[Data records for software interfaces]
>>>>
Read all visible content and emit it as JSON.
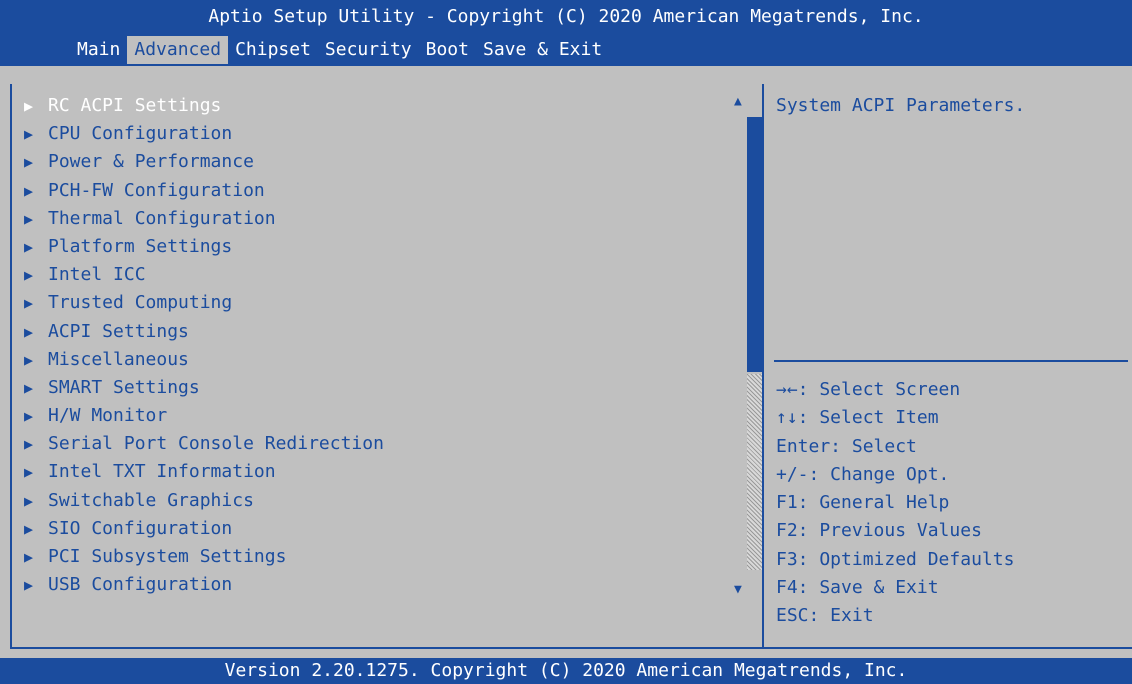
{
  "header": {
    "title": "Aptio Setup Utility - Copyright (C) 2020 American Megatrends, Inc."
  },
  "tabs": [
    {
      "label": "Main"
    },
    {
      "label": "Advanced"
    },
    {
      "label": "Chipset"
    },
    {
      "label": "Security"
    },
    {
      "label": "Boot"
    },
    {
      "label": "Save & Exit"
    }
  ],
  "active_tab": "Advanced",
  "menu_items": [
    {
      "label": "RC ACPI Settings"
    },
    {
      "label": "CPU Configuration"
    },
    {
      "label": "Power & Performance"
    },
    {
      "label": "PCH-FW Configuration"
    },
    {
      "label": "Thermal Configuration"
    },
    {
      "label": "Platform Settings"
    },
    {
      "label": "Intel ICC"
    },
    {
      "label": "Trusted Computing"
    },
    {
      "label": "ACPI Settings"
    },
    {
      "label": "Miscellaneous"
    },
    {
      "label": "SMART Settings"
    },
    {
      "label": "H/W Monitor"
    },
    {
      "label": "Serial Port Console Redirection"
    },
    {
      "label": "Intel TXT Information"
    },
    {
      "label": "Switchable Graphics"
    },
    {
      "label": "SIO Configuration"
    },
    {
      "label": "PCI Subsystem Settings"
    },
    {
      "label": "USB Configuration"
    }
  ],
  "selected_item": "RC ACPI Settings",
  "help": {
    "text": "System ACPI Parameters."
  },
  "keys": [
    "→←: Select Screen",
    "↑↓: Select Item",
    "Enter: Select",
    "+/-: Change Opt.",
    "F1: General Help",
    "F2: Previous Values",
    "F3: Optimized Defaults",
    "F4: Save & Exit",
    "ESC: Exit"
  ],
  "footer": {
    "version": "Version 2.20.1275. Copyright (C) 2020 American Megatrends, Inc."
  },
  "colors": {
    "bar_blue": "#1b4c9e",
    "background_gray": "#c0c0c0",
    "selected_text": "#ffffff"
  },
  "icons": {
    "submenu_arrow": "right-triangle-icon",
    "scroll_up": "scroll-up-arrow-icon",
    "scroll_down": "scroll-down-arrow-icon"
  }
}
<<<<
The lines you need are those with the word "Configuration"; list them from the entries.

Expected answer:
      "label": "CPU Configuration"
      "label": "PCH-FW Configuration"
      "label": "Thermal Configuration"
      "label": "SIO Configuration"
      "label": "USB Configuration"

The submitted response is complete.